  31. 31. Digital megatrendsNew digital technologies are working togetherwith economic realignments to transform theglobal marketplace.PwC CTI
  32. 32. Social Technology in the Enterprise Why is the West sceptical? To what extent do you agree with the following statements? Social media is revolutionizing our understanding of market and customer behavior I feel I fully understand the benefits social mediatechnology can bring to business over the next 5 years Social media is transforming how we do business Developing with our customers Developed We intend to invest heavily in various social media applications to drive business strategy in the 5 years Social media is irrelevant to our business over the Next 5 years 0% 20% 40% 60% 80% % stating agree or agree strongly PwC CTI 32

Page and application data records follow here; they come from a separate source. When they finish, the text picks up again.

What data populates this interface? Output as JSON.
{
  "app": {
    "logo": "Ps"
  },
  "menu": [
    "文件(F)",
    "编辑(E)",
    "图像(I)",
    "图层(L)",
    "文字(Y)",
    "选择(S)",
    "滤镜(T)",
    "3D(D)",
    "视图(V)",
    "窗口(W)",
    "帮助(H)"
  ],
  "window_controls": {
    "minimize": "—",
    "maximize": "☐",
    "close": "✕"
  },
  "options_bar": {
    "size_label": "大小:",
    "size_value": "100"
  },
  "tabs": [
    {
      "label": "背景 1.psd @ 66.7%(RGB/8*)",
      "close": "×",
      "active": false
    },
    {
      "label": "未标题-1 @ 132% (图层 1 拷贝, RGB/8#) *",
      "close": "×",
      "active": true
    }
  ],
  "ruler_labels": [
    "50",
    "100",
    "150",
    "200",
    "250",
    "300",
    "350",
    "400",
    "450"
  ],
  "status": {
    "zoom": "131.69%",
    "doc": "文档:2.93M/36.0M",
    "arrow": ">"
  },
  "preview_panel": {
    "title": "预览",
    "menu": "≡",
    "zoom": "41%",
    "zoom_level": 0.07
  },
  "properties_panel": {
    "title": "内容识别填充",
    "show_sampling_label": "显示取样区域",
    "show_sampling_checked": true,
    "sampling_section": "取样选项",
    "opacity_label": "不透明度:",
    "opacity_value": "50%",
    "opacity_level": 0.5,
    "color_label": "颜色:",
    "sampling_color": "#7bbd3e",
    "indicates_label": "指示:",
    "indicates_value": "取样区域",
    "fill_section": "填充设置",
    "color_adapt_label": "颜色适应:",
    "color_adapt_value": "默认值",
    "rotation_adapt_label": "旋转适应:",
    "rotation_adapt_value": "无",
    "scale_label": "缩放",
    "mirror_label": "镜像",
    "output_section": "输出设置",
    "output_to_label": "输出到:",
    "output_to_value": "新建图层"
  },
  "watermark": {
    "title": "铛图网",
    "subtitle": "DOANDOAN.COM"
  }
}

  33. 33. Social Technology in the Enterprise Internal use of social technology remains untapped PwC CTI 33
  34. 34. Social Technology in the Enterprise From one-to-one, to one-t0-many, to many-t0- many To collaboration and information overload… PwC CTI 34
  35. 35. Social Technology in the Enterprise Structured, repeatable processes – the social impact PwC CTI 36
  36. 36. Social Technology in the Enterprise Filtering is emerging as the fork in the road, the ―paradoxical‖ solution to collaborative overload PwC CTI 37
  37. 37. How social and knowledge graphs addressenduring challengesPwC CTI 38
  38. 38. Social Technology in the Enterprise Conclusions – Enterprise social technology Consumer social platforms as yet another marketing channel Consumer services do not translate directly for internal use The social value proposition is collaboration The danger is failure to fully engage – adding to overload The social enterprise creates the “group brain effect” more efficiently PwC CTI 39
  39. 39. An opportunity to leapfrog?Twice as many firms in developing economies than advanced marketsplan to increase spending in the latest digital technologies by over 20%. Developing Cloud computing Developed Business intelligence Mobile technology Collaborative technologies Social media (e.g., Facebook, LinkedIn, Twitter, etc). Telepresence technology 0% 10% 20% 30% 40% 50% % planning to increase expenditure by over 20%PwC CTI
  40. 40. Summing up – emerging technology circa 2011• End-user (mobile) devices are emerging from the dark ages• Enhanced by a cloudy forecast• But there are unresolved (data) skeletons in the closet• As data proliferation will finally force a re-think• Many companies are not being social (in their use of tech) “Companies in developing countries have the legacy- free runway and economic advantages to define and shape the emerging mobile-social-intelligent enterprise”PwC CTI 41